But there was one thing I didn't know: it wasn't a stand alone novel. In fact, it was the first of a trilogy. While the UK publisher felt the story ended well, Engdahl had actually realised there was much to tell, and two volumes, Beyond The Tomorrow Mountains and The Doors Of The Universe followed.
While wandering the dealers room at the ConJose, I found myself spending time at the Meisha Merlin stand, picking up collections and reprints of long lost, much loved books. It was there that I found Children Of The Star, a single volume collection of all the Noren novels. Not surprisingly it found its way back to the UK...
So does the trilogy mean as much as the original novel? Certainly it expands on Engdahl's original ideas, and comes to an unexpected conclusion. But nearly 30 years have passed since I first read Heritage Of The Star, and I'm a very different person, and that's surely got to have some sort of effect. And it does. It's still an enjoyable read, but the blind acceptance of the population as a whole of the Prophecy at the heart of the novels doesn't ring true any more. Still, I can happily suspend disbelief in far weirder things, and Engdahl's writing more than makes up for the minor niggles.
A recommended trilogy.
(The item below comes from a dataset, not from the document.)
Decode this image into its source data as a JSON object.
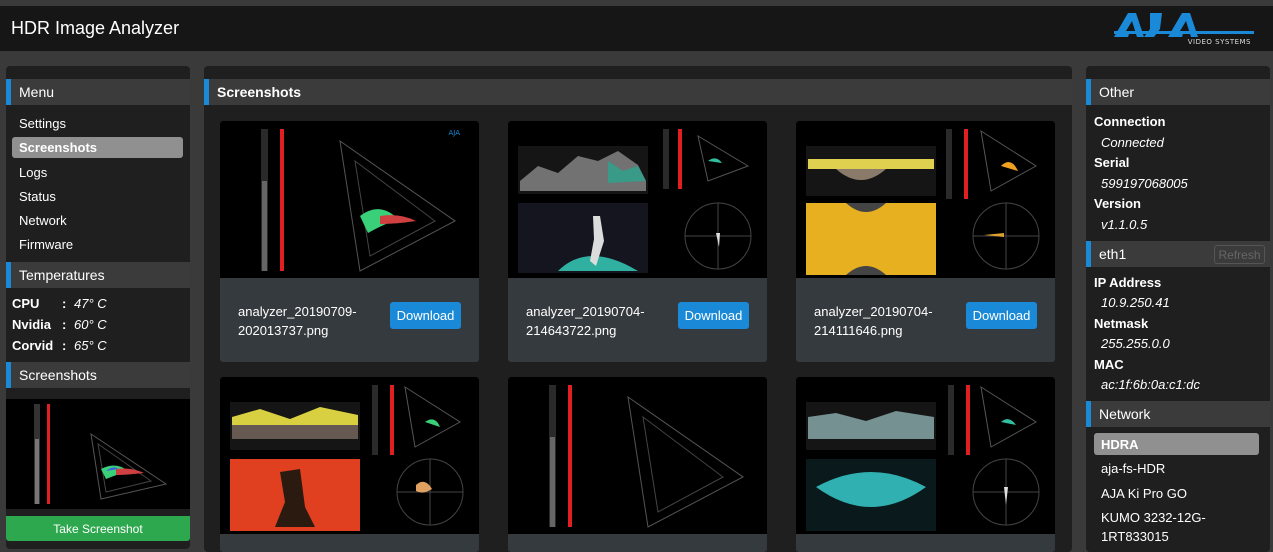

Probably as a whole better suited for a young teen than the 10 year old, but a worthy read with lots of ideas and questions to stretch any mind - of any age.